Receptions 11, shared by:
Josh Reynolds (Texas A&M)
Rondale Moore (Purdue)

2015
2018
Receiving yards 217, Broc Thompson (Purdue) 2021
Receiving touchdowns 3, shared by:
Darius Slayton (Auburn)
Cedric Tillman (Tennessee)

2018
2021
Tackles 20, Jeremy Banks (Tennessee) 2021
Sacks 3.0, Devonte Fields (Louisville) 2015
Interceptions 2, Michael Lehan (Minnesota) 2002
Long Plays Record, Team vs. Opponent Year
Touchdown run 89 yds., Leonard Fournette (LSU) 2014
Touchdown pass 75 yds., shared by:
Anthony Jennings to John Diarse (LSU)
Aidan O'Connell to Broc Thompson (Purdue)

2014
2021
Kickoff return 100 yds., Leonard Fournette (LSU) 2014
Punt return 47 yds., Rafael Little (Kentucky) 2006
Interception return 65 yds., Trey Wilson (Vanderbilt) 2012
Fumble return
Punt 68 yds., Tyler Campbell (Ole Miss) 2013
Field goal 48 yds., Austin MacGinnis (Kentucky) 2017
Miscellaneous Record, Team vs. Opponent Year
Bowl Attendance 69,489, Purdue vs. Tennessee 2021
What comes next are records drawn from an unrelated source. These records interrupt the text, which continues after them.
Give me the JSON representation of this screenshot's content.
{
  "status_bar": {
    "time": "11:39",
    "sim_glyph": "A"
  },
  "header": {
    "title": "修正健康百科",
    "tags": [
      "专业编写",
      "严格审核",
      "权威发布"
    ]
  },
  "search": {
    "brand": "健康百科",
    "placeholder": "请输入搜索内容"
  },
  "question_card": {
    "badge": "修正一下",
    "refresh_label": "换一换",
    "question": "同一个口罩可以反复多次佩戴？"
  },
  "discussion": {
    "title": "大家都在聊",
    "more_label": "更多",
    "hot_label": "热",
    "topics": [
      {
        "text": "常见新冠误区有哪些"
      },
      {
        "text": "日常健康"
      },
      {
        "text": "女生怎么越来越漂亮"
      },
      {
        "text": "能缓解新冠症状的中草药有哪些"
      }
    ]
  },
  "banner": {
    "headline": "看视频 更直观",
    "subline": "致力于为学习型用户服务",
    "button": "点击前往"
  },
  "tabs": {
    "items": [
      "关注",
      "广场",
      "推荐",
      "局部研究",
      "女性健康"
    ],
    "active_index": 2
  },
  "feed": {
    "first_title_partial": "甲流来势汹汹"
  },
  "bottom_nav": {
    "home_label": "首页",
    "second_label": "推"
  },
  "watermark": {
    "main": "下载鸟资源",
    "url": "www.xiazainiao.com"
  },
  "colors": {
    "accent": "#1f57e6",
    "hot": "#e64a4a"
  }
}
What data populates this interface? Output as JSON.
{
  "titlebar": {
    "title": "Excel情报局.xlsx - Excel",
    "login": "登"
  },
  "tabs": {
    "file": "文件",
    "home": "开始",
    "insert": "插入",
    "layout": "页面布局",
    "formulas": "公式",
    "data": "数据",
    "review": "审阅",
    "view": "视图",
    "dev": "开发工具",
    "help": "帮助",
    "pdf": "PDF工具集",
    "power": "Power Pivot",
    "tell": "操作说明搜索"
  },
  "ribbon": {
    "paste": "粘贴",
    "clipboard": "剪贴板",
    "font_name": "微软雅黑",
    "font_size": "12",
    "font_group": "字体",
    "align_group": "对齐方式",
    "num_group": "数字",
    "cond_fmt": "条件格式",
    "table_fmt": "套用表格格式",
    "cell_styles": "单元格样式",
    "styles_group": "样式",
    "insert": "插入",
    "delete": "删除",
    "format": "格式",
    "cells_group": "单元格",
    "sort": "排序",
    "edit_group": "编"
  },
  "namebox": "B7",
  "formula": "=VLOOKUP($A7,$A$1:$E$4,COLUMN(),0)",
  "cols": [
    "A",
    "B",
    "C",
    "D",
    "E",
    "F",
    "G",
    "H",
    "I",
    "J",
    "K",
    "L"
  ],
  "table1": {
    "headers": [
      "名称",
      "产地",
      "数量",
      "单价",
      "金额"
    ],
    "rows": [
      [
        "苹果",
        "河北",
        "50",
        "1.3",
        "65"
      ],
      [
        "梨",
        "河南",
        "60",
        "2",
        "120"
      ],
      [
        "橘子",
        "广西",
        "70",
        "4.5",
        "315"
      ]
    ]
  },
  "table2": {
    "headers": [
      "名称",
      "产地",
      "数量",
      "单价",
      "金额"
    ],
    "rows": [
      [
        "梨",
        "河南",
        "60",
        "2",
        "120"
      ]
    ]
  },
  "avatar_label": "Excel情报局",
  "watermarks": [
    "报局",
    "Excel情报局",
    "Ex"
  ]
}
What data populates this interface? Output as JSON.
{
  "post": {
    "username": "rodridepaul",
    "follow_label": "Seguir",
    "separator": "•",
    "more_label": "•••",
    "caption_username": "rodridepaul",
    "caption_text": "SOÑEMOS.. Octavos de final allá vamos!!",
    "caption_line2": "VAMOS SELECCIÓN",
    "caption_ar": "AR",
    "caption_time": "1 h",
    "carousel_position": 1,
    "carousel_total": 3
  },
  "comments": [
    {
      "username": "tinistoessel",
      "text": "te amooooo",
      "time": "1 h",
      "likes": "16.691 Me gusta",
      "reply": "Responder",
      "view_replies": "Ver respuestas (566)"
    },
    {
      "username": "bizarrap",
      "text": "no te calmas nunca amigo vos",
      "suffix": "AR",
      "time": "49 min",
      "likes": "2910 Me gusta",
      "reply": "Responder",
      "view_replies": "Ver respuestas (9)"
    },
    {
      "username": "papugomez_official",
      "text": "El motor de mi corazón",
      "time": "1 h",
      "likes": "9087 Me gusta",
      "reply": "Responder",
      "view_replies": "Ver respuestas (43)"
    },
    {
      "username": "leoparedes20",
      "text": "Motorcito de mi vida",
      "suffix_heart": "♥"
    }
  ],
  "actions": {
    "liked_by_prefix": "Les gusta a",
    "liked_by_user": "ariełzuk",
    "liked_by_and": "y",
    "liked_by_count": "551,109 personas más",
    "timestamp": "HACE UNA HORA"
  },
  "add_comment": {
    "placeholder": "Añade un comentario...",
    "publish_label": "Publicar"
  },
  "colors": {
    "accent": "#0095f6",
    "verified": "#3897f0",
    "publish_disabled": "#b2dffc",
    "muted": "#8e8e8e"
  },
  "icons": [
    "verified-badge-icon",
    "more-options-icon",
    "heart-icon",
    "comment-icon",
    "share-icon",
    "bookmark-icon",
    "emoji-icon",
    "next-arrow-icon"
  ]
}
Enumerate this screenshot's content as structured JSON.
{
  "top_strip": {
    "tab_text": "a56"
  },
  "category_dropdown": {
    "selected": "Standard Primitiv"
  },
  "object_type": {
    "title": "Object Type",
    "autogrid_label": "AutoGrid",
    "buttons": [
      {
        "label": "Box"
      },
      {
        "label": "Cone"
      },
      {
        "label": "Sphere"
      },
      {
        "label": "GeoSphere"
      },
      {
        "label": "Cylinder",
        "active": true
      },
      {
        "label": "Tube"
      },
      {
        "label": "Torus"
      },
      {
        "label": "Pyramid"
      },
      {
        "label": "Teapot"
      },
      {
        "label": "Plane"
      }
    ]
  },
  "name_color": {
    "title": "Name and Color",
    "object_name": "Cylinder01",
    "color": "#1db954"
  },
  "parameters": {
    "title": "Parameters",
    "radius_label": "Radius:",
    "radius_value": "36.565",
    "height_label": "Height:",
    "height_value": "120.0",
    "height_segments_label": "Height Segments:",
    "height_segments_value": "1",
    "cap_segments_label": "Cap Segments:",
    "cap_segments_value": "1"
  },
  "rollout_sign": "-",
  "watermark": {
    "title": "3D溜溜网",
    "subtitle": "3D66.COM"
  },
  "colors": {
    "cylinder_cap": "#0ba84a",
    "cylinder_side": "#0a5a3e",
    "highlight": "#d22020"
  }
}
Media coverage

Main article: List of Music City Bowl broadcasters

The bowl has been televised by ESPN since its inception.

Notes

  1. ^ The 1998 contest was played at Vanderbilt Stadium while Nissan Stadium (then Adelphia Coliseum) was under construction.
  2. ^ The 2020 contest of Iowa vs. Missouri was canceled three days prior to the game.

References

  1. ^ "2019 Bowl Schedule". collegefootballpoll.com. Retrieved December 13, 2019.
  2. ^ Cobb, David (December 27, 2020). "2020 Music City Bowl canceled as COVID-19 outbreak forces Missouri to pull out of game vs. Iowa". CBS Sports. Retrieved December 29, 2020.
  3. ^ "Franklin American Mortgage To Title Music City Bowl In 2010".
  4. ^ Organ, Mike (December 18, 2019). "TransPerfect becomes title sponsor of the Music City Bowl". tennessean.com. Retrieved December 19, 2019.
  5. ^ "Selection Process". musiccitybowl.com. Retrieved December 30, 2019.
  6. ^ "Franklin American Mortgage Music City Bowl Announces New 2020-2025 Conference Agreements". musiccitybowl.com (Press release). June 4, 2019. Retrieved December 30, 2019.
  7. ^ "Bowl Recaps". musiccitybowl.com. 2017. Retrieved December 29, 2017.
  8. ^ "2020 TransPerfect Music City Bowl Cancelled". Retrieved December 27, 2020.
  9. ^ "Franklin American Mortgage Music City Bowl" (PDF). Bowl/All Star Game Records. NCAA. 2020. p. 13. Retrieved January 3, 2021 – via NCAA.org.